Some companies are using precisely that tactic. In response to concerns from the pharmaceutical industry, a working group within the standards organization EPCglobal has proposed a technique known as masking, which involves leaving product information off the tag.

One of the common formats used on EPC tags is the serialized global trade identification number (SGTIN). Its three main components are the EPC manager, which identifies the manufacturer; the object class, which identifies the product; and a unique serial number.

When the product in question is, for example, Cheez Whiz, it's no big deal if a hacker can read the object class code, Asher explained. But when it's a valuable or sensitive product, such as medicine, security becomes vitally important.

Masking replaces the SGTIN product code with a row of zeroes. An unauthorized reader encountering those zeroes would not be able to identify the product. But through access to an EPC Information Service (EPCIS), an authorized reader could get that information.

“You could look up the serial number and find out what the product is,” said Asher, who co-chairs EPCglobal's EPCIS Software Action Group and its Data Exchange Joint Requirements Group.

Without access to the EPCIS, the EPC tag reveals only the identity of the manufacturer and a serial number. “Therefore, it would be very difficult to know what to do with this information if you've walked around and read it in the tractor-trailers,” Asher said.

Companies that put tags on individual items can use the same technique to protect the privacy of customers who are carrying the product, Asher added. “That's where the issue originally came up. The tractor-trailer issue was then brought up by the government, by the Drug Enforcement Agency.”

Other techniques for protecting the data on EPC tags also exist. One is to encrypt the data, Asher said. “If the reader does not have the code in it … you just get gibberish.”

The use of encryption in EPC tags is in its early stages, said Joe White, vice president of business development and marketing for the RFID division of Motorola's Enterprise Mobility Business (formerly Symbol Technologies). “But as more and more customers want to put more and more information on a tag, it becomes more and more important.”

When it developed standards for Generation 2 EPC hardware, EPCglobal included other features that users can employ to protect the data on their tags, White said. One is the ability to prevent a second reader from eavesdropping on a data exchange between an authorized reader and a tag.

There's also a pair of features users can employ to lock their tags, either permanently or temporarily. The “write lock” makes it impossible to change the data recorded on a tag, White said, and the “read lock” uses password protection to keep unauthorized parties from reading the EPC code or other stored data. Among other things, this safeguard prevents counterfeiting; it ensures that a rogue user can't read the data on an EPC tag and then copy it onto a second tag, White said.

Although these security features are available in EPC products out of the box, they offer no protection unless users take positive steps. “The customer would have to implement the encoding schemes, or whatever they want to use for authentication, based on their implementation,” White said.
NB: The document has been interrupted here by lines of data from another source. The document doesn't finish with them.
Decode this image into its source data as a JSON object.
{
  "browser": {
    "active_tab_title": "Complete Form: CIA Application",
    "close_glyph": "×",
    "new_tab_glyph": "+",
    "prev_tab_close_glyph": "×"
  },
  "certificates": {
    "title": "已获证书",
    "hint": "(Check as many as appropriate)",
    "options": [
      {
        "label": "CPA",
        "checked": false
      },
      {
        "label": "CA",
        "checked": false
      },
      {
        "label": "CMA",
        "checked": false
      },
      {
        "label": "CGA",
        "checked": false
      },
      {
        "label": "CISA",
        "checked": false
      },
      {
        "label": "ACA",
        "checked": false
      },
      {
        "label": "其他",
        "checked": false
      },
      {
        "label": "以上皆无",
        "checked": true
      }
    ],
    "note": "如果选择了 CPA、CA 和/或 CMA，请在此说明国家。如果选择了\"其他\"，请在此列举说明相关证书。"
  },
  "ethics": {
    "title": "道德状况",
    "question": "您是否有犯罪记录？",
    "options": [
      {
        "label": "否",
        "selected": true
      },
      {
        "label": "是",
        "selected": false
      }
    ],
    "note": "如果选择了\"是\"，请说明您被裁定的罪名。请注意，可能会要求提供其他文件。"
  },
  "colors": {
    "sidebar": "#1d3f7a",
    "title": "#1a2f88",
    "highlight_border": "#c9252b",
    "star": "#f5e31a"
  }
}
Companies that want to mask their product codes and link serial numbers to a back-end database can do it as part of an EPCIS implementation they accomplish on their own or by working with an EPCIS solutions vendor. IBM's WebSphere RFID Information Center is one example of such a solutions vendor, but it's far from alone. “Probably 20 other companies offer some form of this capability,” Asher said.

Of course, along with specific techniques to foil thieves and spies, companies that use EPC tags also can, to some extent, rely on basic physics to protect their data. For one thing, an RFID reader developed for EPC applications can read a tag only over a limited range, about 10 to 20 feet, Asher said.

At those distances, often there are simpler ways to identify a product. “You can probably figure out what's in the box because it's probably written on the outside anyway.”